== Segment start ==

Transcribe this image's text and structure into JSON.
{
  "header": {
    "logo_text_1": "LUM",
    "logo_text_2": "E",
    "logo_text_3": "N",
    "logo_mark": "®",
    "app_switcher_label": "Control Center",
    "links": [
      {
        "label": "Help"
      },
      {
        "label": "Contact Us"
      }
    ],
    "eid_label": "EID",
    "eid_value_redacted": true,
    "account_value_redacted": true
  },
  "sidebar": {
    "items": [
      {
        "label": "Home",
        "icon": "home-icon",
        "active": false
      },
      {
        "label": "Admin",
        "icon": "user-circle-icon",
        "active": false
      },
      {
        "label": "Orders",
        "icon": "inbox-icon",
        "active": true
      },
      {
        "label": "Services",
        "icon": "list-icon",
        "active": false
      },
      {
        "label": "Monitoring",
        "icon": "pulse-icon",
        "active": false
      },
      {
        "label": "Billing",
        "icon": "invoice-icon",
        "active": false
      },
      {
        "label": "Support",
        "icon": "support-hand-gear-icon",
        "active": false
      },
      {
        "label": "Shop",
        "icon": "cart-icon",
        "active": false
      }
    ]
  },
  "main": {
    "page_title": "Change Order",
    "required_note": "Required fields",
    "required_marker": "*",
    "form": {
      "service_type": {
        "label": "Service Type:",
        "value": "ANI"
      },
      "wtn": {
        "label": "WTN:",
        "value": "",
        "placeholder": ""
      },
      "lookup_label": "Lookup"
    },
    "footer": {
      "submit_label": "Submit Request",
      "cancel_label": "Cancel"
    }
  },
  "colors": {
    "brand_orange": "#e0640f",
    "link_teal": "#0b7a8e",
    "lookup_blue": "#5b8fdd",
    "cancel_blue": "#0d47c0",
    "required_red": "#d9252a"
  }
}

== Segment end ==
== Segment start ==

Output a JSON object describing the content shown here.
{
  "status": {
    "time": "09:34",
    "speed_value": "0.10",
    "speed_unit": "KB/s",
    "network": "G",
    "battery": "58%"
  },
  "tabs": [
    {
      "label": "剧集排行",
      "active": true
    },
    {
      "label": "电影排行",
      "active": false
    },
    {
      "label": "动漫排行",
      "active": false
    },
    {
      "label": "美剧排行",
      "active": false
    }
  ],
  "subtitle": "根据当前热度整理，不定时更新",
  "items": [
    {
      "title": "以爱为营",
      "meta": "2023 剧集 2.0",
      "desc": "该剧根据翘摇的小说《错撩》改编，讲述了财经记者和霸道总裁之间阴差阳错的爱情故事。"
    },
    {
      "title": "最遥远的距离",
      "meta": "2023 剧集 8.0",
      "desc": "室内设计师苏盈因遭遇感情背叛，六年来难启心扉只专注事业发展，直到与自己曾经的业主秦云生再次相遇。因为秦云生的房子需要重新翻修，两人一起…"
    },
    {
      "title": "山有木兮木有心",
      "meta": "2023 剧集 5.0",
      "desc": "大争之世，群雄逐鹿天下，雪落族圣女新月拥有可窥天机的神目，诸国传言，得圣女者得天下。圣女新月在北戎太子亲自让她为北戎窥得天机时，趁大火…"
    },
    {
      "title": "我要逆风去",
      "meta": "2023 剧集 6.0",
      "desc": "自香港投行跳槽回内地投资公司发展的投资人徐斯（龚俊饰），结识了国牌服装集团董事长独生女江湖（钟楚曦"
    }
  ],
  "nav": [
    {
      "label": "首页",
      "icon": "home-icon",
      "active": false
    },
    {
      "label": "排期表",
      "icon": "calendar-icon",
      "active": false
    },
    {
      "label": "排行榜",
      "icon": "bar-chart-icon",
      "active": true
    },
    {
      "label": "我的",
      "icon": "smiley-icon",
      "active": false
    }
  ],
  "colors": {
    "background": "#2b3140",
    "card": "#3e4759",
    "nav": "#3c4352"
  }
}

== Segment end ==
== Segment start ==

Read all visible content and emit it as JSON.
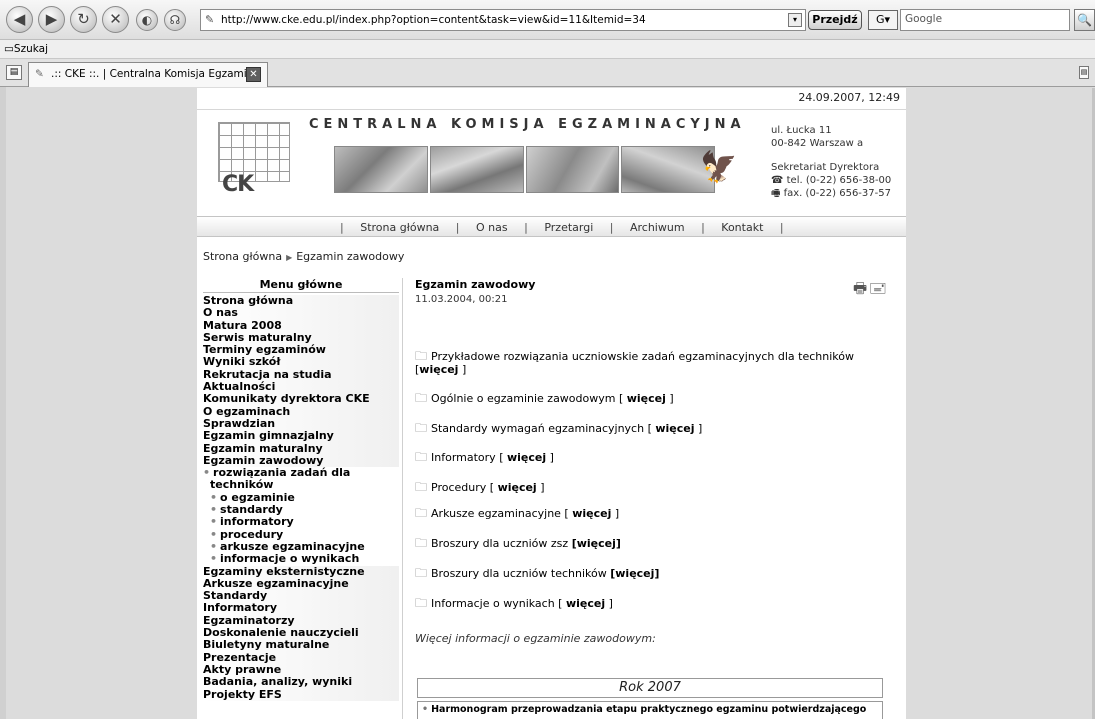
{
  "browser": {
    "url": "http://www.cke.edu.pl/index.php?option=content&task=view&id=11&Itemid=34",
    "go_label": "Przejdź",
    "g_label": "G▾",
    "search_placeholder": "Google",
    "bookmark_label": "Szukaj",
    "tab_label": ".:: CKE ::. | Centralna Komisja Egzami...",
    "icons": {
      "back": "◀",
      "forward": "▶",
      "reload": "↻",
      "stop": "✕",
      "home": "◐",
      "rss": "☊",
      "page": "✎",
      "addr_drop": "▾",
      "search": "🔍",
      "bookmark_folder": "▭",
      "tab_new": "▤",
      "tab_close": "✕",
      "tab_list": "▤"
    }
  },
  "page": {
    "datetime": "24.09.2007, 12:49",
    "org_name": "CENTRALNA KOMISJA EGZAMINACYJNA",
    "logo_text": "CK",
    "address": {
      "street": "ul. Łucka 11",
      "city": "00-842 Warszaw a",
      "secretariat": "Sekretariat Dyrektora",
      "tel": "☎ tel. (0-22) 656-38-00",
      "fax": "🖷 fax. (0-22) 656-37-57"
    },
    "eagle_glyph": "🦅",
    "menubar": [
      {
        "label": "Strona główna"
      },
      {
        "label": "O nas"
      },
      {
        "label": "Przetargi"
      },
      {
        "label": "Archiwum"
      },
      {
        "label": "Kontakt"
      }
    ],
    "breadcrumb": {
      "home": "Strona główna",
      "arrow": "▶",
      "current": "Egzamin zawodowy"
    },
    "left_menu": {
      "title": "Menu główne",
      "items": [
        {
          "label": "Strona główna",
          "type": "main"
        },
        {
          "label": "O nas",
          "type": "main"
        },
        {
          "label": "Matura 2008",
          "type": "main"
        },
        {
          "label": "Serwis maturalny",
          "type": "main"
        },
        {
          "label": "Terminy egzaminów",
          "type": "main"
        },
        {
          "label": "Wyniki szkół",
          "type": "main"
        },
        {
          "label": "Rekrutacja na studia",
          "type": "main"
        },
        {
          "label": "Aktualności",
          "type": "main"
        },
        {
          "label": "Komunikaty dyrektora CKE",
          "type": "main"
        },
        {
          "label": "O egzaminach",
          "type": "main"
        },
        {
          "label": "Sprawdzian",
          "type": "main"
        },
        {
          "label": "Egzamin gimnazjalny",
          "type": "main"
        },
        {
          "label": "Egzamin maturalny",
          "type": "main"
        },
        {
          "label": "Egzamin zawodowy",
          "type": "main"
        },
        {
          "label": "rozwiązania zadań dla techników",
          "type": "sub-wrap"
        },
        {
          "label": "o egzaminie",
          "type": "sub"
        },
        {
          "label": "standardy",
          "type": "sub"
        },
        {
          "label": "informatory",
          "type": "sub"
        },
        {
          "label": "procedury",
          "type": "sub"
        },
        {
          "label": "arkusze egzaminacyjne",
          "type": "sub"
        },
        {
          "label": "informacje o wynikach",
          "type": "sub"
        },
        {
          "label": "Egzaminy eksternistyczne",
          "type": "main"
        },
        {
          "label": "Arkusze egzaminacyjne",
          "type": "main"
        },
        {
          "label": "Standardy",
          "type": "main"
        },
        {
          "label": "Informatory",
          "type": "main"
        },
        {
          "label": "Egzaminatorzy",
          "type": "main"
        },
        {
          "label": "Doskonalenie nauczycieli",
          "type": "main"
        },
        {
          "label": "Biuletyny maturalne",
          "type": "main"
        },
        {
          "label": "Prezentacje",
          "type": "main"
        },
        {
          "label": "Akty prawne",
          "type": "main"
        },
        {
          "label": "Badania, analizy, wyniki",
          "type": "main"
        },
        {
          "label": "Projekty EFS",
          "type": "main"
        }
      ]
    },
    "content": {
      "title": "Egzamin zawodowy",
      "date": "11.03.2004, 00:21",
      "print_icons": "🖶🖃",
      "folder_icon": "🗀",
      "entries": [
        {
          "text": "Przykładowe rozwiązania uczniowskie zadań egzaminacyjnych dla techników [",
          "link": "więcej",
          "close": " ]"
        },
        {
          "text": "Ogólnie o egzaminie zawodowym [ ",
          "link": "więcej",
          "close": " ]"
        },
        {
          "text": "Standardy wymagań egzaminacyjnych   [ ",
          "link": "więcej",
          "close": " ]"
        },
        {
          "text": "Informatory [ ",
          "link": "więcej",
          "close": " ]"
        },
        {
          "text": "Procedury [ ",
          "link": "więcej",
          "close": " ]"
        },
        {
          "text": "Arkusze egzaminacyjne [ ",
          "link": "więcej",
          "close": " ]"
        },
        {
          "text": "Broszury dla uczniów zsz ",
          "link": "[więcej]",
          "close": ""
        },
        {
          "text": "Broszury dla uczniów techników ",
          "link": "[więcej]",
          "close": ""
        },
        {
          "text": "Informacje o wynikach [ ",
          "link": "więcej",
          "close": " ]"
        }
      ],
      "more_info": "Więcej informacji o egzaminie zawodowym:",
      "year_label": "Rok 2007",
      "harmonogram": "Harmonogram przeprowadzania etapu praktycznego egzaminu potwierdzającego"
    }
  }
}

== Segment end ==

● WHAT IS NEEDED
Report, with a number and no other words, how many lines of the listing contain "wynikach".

● RESPONSE TO THIS TASK
2